4) Ask Permission
Most people want to comfort those in high distress, and we do this through our words, as well as our actions. You may want to hug, or embrace the survivor who is sharing a painful narrative with you, but it's important to remember that this person may not want to be touched. Simply asking "can I give you a hug" will go a long way in re-establishing their sense of safety and control in the world. If your friend declined, respect their decision, and continue to communicate your care for them verbally
5) Be available.
A range of emotions and ways of expressing emotion may surface. This could mean crying, screaming, or being silent. Simply allow for whatever comes up for the survivor, and recognize it's not your role to make these feelings go away. It's simply your job to help the survivor make room for their expressed emotion. This is a moment for you to 'just be' and accept them as they are. You might say "It's okay to feel ______"
6) Maintain confidentiality

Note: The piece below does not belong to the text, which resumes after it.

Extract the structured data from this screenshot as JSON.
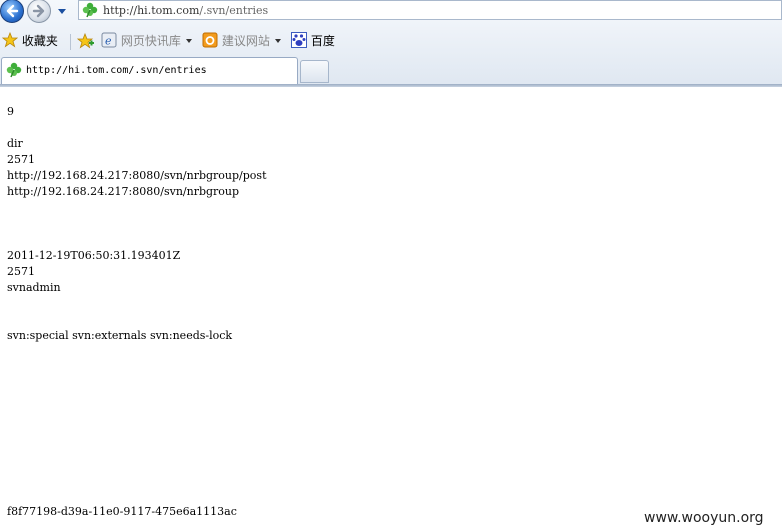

This goes back to control. Allow the survivor to share this info with others if/when/how they should choose. This is their story to tell (should they choose to share) and it's important for their healing that individuals they confide in don't share this information with others.
7) Be patient.
The healing process from trauma or symptoms of distress caused by sexual assault is different for everyone. With that said, don't be surprised if the survivor declines invitations, or tends towards isolation. If that happens, don't give up on them, and continue to reach out and invite them to do things. Even if they decline, they'll likely appreciate the invite. This lets them know they are still valued, appreciated, and loved by those around them. Eventually, they will likely accept, or accept invites sporadically. Just don't give up and keep the invites coming!
8) Take care of yourself.
Supporting a survivor can be overwhelming, particularly if you yourself have a trauma history. Contact CAPS or the Campus Pastor's Office in order to receive support for a range of feelings that might come up for you as you work to support the survivor.